THE PROBLEM:
Every line of the following records that includes "أنواع" should be copied.

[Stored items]
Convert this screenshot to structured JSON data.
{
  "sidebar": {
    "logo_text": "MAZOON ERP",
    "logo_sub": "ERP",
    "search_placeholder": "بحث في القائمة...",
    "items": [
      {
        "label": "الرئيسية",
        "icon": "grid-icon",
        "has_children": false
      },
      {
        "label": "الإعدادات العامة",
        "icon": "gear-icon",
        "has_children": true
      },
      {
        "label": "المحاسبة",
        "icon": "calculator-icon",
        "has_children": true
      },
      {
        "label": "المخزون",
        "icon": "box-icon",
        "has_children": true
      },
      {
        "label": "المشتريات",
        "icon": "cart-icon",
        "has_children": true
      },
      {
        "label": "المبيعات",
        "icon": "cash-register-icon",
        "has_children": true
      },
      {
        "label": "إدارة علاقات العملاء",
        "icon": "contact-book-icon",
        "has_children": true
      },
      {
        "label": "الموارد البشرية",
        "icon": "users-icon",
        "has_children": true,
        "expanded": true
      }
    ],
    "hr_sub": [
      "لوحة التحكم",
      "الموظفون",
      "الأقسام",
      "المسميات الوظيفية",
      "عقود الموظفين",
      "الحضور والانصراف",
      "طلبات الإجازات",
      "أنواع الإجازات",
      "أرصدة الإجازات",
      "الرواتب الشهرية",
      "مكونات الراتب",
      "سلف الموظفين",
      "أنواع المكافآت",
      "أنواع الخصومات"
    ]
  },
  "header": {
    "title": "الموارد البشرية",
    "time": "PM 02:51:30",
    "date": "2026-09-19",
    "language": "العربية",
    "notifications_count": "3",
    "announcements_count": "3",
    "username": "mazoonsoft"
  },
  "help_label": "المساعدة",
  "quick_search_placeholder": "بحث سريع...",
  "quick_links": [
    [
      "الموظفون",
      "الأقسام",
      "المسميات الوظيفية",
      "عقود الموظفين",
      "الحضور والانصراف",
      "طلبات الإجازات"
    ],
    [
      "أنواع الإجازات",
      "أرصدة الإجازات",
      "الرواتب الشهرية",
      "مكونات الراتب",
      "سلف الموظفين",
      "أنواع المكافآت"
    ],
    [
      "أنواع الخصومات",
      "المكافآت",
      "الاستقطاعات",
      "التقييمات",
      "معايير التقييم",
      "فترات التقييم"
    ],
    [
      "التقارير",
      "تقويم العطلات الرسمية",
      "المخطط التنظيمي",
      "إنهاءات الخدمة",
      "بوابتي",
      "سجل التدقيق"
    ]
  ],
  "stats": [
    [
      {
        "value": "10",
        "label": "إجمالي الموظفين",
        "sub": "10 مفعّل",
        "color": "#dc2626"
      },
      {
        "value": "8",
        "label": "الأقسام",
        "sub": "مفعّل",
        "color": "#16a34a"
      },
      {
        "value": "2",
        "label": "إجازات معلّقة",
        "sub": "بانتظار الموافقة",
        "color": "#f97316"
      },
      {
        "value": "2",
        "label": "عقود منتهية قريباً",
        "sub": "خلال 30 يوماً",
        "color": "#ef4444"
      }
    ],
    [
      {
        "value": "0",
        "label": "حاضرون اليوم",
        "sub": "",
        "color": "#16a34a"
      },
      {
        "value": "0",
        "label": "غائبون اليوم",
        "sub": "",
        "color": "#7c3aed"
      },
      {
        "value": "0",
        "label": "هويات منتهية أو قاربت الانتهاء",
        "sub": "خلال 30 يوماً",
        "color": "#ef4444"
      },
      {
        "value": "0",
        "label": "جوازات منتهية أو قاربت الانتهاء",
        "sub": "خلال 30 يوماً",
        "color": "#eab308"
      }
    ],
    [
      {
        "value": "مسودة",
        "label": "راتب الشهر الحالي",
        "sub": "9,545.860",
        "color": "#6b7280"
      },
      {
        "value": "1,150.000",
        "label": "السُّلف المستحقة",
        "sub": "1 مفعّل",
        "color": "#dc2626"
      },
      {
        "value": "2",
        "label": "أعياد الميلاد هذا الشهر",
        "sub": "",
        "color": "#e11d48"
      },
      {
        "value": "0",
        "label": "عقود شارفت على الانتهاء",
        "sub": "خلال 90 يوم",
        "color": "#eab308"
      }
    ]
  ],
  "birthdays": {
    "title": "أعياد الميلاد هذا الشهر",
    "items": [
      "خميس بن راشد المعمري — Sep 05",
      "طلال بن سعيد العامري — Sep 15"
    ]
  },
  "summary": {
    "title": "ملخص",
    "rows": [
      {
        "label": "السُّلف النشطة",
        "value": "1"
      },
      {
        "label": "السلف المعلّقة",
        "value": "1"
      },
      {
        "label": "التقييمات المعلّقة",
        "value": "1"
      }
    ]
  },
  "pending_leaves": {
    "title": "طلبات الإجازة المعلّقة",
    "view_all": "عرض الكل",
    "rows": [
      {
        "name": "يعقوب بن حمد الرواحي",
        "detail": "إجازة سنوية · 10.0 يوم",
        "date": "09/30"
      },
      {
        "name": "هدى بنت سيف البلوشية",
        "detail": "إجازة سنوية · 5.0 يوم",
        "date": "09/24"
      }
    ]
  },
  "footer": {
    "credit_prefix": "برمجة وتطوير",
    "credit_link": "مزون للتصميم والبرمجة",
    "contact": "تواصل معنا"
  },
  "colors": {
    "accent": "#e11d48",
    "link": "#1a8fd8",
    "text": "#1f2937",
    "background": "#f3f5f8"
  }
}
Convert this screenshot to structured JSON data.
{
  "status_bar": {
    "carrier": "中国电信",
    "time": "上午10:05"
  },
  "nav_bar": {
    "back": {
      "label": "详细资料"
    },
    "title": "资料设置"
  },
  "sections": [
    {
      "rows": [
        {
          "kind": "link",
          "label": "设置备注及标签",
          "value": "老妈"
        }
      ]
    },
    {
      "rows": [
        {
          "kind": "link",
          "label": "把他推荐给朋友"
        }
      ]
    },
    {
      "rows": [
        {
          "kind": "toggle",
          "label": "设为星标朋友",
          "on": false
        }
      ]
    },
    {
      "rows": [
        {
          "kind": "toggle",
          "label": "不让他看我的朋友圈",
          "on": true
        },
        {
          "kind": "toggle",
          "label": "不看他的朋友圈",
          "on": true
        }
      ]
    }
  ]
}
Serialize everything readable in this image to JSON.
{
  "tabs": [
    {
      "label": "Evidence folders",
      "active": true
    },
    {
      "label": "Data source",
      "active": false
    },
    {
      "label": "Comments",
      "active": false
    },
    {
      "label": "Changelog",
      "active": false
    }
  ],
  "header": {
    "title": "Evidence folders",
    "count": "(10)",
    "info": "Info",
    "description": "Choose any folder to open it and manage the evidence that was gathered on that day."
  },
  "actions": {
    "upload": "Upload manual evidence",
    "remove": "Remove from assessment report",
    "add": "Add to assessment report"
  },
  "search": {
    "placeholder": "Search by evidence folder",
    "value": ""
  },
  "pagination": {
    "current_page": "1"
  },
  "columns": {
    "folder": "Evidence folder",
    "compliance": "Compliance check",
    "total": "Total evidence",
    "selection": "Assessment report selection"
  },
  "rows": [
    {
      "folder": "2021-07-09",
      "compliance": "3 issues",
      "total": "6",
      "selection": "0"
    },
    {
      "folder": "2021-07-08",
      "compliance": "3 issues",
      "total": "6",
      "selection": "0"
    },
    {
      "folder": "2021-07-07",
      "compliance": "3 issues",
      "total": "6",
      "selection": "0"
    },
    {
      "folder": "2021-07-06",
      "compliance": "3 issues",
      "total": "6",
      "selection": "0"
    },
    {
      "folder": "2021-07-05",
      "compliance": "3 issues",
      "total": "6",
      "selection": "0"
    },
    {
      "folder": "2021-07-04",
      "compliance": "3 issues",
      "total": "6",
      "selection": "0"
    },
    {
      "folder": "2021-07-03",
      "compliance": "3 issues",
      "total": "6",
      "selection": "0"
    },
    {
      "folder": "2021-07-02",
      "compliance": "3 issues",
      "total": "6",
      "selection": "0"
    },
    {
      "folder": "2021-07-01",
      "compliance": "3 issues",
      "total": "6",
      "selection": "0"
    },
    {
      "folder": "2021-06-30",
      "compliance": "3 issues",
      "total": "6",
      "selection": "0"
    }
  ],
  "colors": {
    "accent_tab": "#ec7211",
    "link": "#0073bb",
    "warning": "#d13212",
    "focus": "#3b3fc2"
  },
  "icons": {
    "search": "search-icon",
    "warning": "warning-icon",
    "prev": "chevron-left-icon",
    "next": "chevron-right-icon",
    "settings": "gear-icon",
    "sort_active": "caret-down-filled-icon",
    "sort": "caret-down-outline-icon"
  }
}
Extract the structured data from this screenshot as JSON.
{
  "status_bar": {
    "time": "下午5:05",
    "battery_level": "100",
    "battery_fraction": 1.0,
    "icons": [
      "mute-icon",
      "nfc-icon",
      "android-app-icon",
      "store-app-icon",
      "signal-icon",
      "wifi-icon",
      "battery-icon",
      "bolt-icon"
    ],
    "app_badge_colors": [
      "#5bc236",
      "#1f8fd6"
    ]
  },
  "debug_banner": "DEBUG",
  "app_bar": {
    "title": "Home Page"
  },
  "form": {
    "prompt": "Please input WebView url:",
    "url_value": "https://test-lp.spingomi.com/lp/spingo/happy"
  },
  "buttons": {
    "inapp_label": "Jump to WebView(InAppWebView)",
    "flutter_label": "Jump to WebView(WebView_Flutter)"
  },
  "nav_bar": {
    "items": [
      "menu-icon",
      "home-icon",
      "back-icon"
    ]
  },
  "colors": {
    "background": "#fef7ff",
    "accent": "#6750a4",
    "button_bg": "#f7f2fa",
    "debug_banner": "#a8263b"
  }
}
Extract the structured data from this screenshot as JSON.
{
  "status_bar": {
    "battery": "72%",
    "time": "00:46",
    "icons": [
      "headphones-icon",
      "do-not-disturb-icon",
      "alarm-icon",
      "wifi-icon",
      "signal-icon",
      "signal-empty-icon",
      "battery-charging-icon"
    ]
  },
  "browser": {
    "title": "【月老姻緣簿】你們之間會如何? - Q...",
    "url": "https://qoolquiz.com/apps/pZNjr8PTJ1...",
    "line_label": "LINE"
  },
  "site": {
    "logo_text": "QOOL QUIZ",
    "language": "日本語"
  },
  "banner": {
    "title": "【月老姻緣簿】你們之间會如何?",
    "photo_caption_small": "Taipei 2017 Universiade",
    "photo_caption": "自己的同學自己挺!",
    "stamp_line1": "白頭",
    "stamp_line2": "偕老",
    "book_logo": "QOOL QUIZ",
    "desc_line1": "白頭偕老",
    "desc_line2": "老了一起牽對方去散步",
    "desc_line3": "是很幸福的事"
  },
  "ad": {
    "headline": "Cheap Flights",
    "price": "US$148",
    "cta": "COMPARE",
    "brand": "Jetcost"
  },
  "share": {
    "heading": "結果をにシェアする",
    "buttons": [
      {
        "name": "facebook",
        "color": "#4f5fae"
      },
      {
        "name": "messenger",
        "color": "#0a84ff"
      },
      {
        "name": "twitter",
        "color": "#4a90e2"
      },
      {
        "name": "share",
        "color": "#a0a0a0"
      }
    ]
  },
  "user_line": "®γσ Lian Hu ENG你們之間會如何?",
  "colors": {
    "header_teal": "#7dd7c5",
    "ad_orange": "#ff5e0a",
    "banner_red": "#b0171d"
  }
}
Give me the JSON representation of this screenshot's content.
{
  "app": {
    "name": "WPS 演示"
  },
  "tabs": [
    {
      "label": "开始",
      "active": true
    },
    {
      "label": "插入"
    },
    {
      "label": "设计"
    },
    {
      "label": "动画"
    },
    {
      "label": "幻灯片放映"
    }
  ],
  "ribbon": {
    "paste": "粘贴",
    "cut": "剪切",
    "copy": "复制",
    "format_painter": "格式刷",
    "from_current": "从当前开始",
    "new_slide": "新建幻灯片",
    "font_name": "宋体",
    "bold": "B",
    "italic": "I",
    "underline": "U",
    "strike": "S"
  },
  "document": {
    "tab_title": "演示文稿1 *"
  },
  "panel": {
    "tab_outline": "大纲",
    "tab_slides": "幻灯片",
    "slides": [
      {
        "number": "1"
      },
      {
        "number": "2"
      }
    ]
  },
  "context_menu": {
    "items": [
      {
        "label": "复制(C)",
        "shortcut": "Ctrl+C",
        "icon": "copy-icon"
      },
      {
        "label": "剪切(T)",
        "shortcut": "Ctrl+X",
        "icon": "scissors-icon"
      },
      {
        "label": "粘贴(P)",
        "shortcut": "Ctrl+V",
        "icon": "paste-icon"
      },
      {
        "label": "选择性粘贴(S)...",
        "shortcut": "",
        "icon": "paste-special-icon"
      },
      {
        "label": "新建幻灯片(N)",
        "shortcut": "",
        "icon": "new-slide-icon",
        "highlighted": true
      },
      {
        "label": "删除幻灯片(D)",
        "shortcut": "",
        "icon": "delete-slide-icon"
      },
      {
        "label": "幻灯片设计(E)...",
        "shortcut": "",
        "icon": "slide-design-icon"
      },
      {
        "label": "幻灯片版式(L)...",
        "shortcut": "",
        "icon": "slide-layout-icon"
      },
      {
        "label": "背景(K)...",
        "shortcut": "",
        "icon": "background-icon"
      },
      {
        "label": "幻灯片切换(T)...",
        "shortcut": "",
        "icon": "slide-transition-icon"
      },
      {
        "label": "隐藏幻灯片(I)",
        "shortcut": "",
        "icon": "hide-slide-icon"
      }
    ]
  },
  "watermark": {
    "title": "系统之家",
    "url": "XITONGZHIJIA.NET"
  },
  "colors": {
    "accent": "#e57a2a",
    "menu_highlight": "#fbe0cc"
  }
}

WRITTEN RESPONSE:
      "أنواع الإجازات",
      "أنواع المكافآت",
      "أنواع الخصومات"
      "أنواع الإجازات",
      "أنواع المكافآت"
      "أنواع الخصومات",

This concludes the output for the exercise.